    (1) As the difference between the time-averaged Poynting vectors for the incident and reflected waves divided by the incident wave Poynting vector. For the incident wave

    \[<\text{S}_{\text{z} 0}>=\frac{\text{E}_{0}^{2}}{2 \mu_{0} \text{c}}=\frac{\text{E}_{0}^{2}}{2 \text{Z}_{0}} . \nonumber \]

    For the reflected wave

    \[<\text{S}_{\text{zr}}>=\frac{\text{E}_{\text{R}}^{2}}{2 \text{Z}_{0}} . \nonumber \]

    Table 10.1.PNG

    Table \(\PageIndex{1}\): Optical constants for some selected materials at a wavelength of 0.5145 microns ( 514.5 nm). This wavelength is a standard Argon ion laser green line. It corresponds to a frequency of f= 5.827 × 1014 Hz. A time dependence exp (−iωt) has been assumed. (a) P.B. Johnson and R.W. Christy, Phys.Rev.B6, 4370 (1972). (b) P.B. Johnson and R.W. Christy, Phys.Rev.B9, 5056 (1974).

    In these last two equations \(\text{Z}_{0}=\sqrt{\mu_{0} / \epsilon_{0}}=377\) Ohms is the impedance of free space. Therefore, the absorption coefficient is given by

    \[\alpha=\frac{\left(<\text{S}_{\text{z} 0}>-<\text{S}_{\text{zr}}>\right)}{<\text{S}_{\text{z} 0}>}=1-\left|\frac{\text{E}_{\text{R}}}{\text{E}_{0}}\right|^{2} , \nonumber \]

    or, using Equation (\ref{10.30}) for the reflection coefficient

    \[\alpha=\frac{4 \text{n}}{(1+\text{n})^{2}+\kappa^{2}} , \label{10.31}\]

    (2) From the ratio of the time averaged Poynting vector just inside the material at z=0 to the incident wave Poynting vector.

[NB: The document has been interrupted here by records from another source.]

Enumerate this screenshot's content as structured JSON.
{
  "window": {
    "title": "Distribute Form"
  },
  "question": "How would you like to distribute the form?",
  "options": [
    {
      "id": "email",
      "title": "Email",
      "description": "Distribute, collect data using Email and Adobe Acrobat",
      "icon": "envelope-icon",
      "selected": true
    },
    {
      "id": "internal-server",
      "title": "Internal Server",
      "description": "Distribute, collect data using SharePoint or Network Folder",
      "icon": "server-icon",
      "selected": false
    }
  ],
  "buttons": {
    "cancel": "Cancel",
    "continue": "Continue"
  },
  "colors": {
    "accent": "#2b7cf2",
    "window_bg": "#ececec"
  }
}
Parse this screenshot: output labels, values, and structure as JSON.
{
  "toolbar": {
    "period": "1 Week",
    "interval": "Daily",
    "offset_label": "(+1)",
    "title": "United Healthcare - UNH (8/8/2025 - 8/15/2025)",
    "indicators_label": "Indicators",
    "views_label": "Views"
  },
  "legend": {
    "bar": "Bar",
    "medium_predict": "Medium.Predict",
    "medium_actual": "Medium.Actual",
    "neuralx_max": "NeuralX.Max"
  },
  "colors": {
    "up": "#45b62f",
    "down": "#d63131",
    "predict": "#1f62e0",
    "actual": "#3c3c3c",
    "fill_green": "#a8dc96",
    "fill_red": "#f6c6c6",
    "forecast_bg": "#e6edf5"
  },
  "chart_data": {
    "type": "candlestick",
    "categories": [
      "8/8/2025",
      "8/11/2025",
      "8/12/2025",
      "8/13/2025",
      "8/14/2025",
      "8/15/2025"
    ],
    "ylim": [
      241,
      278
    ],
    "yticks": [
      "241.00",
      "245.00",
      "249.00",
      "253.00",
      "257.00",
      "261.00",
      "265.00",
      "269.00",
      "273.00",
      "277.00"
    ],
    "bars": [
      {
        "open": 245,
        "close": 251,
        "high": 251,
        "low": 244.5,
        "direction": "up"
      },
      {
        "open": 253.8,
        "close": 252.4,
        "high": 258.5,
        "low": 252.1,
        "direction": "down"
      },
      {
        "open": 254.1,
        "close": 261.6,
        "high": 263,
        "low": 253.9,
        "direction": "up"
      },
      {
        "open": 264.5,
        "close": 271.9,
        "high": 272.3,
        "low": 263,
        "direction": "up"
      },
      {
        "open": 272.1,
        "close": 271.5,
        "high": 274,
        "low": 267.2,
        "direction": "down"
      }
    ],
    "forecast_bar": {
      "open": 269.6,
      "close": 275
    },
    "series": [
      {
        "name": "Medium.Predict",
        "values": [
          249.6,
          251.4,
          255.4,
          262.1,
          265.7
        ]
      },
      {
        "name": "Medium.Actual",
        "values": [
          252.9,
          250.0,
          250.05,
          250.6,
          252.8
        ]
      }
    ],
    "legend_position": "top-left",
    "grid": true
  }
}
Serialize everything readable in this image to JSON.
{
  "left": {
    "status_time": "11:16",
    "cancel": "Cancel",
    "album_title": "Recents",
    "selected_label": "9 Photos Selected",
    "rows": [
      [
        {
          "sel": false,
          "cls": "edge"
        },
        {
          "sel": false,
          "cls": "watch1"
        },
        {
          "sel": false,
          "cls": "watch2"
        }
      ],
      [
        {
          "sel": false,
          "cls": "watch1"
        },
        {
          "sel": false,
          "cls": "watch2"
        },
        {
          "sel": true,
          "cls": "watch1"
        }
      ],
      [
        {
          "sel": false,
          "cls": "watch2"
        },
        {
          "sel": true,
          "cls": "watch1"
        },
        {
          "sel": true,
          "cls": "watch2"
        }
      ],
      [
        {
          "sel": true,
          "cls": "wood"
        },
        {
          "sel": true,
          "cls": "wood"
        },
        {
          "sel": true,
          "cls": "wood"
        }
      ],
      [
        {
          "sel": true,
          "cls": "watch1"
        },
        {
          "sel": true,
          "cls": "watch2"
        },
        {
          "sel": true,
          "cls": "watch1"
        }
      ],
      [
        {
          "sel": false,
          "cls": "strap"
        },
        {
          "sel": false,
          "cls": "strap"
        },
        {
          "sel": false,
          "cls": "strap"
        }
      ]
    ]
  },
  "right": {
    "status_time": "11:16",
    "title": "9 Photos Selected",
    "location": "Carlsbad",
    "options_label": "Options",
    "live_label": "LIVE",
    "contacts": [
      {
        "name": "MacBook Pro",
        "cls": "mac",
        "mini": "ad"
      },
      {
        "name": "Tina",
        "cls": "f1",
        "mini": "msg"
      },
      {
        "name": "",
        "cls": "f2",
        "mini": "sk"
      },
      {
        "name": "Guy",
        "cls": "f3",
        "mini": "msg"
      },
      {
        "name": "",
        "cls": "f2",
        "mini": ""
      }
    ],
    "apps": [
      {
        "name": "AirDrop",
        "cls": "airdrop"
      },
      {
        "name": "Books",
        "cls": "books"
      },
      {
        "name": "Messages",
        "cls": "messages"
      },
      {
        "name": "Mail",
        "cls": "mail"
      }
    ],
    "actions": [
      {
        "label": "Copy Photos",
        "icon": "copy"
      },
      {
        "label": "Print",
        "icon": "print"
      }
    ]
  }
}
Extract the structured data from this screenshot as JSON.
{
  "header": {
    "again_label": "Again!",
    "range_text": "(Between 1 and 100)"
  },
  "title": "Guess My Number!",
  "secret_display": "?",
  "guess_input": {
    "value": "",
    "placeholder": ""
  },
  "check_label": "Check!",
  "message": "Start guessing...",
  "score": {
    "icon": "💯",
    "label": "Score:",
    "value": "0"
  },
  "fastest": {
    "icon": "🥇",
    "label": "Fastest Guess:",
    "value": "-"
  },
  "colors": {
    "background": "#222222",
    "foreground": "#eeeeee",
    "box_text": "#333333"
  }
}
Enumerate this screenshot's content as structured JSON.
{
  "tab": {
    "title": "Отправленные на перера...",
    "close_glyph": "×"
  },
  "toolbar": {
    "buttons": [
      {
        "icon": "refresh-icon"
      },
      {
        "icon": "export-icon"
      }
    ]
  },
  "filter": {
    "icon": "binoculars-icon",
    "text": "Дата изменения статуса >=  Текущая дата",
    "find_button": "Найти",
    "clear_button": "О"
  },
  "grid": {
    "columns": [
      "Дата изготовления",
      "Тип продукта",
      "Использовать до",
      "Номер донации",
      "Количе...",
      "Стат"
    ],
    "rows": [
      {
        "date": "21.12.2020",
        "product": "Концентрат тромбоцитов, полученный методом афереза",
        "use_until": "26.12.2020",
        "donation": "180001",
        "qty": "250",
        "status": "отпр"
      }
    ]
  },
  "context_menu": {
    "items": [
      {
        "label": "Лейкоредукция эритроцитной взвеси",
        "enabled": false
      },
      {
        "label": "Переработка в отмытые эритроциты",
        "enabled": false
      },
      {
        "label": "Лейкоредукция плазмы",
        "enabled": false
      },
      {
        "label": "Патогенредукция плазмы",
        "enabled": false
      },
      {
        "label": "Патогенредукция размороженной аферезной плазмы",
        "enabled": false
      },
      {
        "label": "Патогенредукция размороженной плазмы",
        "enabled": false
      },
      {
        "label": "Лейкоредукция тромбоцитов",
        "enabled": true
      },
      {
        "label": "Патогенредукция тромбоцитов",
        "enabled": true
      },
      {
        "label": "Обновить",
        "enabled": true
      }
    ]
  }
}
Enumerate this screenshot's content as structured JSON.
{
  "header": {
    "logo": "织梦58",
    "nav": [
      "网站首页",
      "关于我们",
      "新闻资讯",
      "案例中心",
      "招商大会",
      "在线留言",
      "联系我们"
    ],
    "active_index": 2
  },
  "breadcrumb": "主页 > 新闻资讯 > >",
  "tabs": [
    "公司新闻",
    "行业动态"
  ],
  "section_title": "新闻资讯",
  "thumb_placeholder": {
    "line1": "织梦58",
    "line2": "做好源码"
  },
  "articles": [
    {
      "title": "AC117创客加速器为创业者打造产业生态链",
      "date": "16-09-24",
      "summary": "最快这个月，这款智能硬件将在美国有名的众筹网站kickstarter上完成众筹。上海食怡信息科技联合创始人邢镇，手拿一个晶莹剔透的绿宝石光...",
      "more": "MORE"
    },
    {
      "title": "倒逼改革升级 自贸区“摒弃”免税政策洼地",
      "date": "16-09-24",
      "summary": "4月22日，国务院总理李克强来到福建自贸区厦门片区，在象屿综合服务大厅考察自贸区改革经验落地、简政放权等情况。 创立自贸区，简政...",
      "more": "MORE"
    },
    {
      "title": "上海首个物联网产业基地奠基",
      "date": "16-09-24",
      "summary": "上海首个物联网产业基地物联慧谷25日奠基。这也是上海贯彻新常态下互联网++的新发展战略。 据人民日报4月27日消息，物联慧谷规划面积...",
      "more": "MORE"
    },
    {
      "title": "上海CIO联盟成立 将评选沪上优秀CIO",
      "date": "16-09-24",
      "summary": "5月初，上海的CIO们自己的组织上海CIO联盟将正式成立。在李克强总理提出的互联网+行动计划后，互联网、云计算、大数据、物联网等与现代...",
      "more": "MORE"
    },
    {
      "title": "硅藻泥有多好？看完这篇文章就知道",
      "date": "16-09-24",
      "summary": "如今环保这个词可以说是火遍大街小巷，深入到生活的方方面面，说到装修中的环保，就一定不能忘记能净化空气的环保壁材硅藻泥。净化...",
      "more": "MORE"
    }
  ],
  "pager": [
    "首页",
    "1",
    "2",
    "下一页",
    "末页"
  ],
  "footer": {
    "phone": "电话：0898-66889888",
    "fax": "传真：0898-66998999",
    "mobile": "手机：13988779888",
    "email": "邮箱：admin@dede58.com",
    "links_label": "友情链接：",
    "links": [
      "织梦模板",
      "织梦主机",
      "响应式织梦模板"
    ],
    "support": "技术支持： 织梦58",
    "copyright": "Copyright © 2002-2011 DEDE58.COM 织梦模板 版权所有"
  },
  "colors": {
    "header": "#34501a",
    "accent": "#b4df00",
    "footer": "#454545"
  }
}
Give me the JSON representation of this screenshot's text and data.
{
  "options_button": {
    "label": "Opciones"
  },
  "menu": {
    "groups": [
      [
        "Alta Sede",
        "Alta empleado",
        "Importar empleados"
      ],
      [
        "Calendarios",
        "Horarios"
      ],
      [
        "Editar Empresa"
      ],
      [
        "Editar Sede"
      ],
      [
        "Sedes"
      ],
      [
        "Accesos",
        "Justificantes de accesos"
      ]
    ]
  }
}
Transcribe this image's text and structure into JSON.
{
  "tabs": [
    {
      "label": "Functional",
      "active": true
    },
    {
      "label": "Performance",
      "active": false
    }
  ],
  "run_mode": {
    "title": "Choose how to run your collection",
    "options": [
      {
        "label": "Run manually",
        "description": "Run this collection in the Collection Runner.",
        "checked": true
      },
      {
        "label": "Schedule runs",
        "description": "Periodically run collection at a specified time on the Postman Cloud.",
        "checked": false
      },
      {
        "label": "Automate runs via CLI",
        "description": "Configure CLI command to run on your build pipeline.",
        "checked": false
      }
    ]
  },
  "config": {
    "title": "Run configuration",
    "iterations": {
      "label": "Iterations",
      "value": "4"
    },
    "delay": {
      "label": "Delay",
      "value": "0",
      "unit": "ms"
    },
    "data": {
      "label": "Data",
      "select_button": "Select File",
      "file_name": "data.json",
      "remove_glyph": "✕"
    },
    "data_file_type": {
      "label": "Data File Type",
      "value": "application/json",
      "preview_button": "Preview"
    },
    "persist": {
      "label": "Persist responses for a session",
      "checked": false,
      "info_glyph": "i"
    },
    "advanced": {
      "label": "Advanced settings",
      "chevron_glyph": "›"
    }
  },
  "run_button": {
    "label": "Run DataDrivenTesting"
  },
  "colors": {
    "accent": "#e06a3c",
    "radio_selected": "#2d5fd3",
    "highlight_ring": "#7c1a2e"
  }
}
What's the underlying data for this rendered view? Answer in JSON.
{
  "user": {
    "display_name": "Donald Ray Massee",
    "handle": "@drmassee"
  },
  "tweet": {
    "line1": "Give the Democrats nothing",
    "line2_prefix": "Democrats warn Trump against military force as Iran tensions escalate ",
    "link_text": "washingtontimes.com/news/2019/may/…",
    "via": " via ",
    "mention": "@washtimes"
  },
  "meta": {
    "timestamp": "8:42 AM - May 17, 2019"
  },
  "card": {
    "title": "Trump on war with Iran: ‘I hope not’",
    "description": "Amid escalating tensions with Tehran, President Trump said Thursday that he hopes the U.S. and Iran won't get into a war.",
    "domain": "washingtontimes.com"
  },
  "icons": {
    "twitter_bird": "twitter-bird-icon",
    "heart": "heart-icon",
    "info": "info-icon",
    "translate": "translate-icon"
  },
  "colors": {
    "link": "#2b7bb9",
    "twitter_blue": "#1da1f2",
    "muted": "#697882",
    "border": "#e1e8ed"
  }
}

    \[<\text{S}_{\text{z}}>=\frac{1}{2} \operatorname{Real}\left(\text{H}_{\text{y}}^{*} \text{E}_{\text{x}}\right) \nonumber \]

    \[<\text{S}_{\text{z}}>=\frac{1}{2} \operatorname{Real}\left(\sqrt{\frac{\epsilon_{0}}{\mu_{0}}}(\text{n}-i \kappa) \text{A}^{2}\right)=\frac{\text{n}\left|\text{A}^{2}\right|}{2 \text{Z}_{0}} . \nonumber \]

    But from Equation (\ref{10.30})

    \[\left|\text{A}^{2}\right|=\frac{4 \text{E}_{0}^{2}}{(1+\text{n})^{2}+\kappa^{2}} , \nonumber \]

    and therefore the absorption coefficient is given by the same expression as was obtained above

    \[\alpha=\frac{<\text{S}_{\text{z}}>}{<\text{S}_{\text{z} 0}>}=\frac{4 \text{n}}{(1+\text{n})^{2}+\kappa^{2}} . \nonumber \]